The job fell to district safety officer Charlie Klutts. It was a challenge fraught with peril, for the solution, moving the grave to the highway side, could raise charges of desecration and stir the outrage of Winters' many descendants and admirers. The railroad ran ads in The Salt Lake Tribune to contact descendants and alert them to their plans. They asked for the family's support and advice on moving the grave to a safer and more attractive location. With the family's consent, the Burlington moved ahead.
In early September 1996, hundreds of relatives, historians, scientists and journalists witnessed the solemn moment of opening the grave. After decades of experience with pioneer burials, the local sexton knew that if the grave were undisturbed, removing the topsoil would expose the silhouette of the burial. As the crowd watched, Klutts broke the prairie, and just as the sexton predicted, the perfect outline of the grave appeared.
The iron wagon tire was still in an unbroken circle, buried so deeply that workers could not pull it out by hand. The marker and the grave had never been moved. The grave was well over six feet deep, confirming the tradition that the burial party had worked hard to ensure that no animal disturbed it. They had carved steps to let them dig the grave deeper. University of Nebraska and state archaeologists carefully brushed away the last inches of soil. Some thought none of the remains would have survived, but this careful work revealed a fully articulated skeleton in excellent condition, with Winters' arms carefully folded across her chest.
The family reverently placed the bones on a quilt in a casket provided by a local funeral home. For the Winters family, it was a profoundly spiritual and historical moment. Nathan Winters said it was like meeting her 144 years after she died. His 94-year-old father, who had talked with people who knew his great-grandmother, attended with great-grandchildren of his own.

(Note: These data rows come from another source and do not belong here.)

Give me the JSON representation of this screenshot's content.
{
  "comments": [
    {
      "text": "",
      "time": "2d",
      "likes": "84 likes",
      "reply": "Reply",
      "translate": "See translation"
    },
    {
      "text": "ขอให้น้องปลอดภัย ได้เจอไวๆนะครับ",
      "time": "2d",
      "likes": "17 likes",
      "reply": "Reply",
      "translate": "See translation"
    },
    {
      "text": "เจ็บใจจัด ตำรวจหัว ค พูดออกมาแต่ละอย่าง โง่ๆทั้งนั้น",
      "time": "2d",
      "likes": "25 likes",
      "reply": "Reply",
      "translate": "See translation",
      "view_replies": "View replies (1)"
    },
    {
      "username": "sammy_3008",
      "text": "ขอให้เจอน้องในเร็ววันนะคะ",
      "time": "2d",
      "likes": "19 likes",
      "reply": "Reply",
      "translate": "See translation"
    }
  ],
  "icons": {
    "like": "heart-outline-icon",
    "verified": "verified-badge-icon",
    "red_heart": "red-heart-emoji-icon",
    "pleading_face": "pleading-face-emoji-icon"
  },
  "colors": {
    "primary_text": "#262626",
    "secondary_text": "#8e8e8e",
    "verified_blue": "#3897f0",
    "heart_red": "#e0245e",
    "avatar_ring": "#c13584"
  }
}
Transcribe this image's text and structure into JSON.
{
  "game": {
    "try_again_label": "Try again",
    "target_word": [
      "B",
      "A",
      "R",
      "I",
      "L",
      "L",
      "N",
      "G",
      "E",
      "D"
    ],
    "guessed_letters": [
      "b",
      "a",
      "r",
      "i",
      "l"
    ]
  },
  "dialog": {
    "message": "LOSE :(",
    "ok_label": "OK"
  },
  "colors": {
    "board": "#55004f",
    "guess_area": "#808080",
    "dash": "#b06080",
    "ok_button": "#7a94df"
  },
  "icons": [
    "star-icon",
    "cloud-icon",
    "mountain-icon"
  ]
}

As a Christian, Klutts is a humble man, but he is an American hero. He faced a daunting challenge and pulled it off with sensitivity and courage. He recalled an especially moving moment when a six -year-old Utah girl peered into the grave. Clutching a bouquet, she said, "We love you, Grandma."
This week marks Utah historian Will Bagley's first year writing for The Salt Lake Tribune. He wants to thank his readers and the newspaper for their support of history.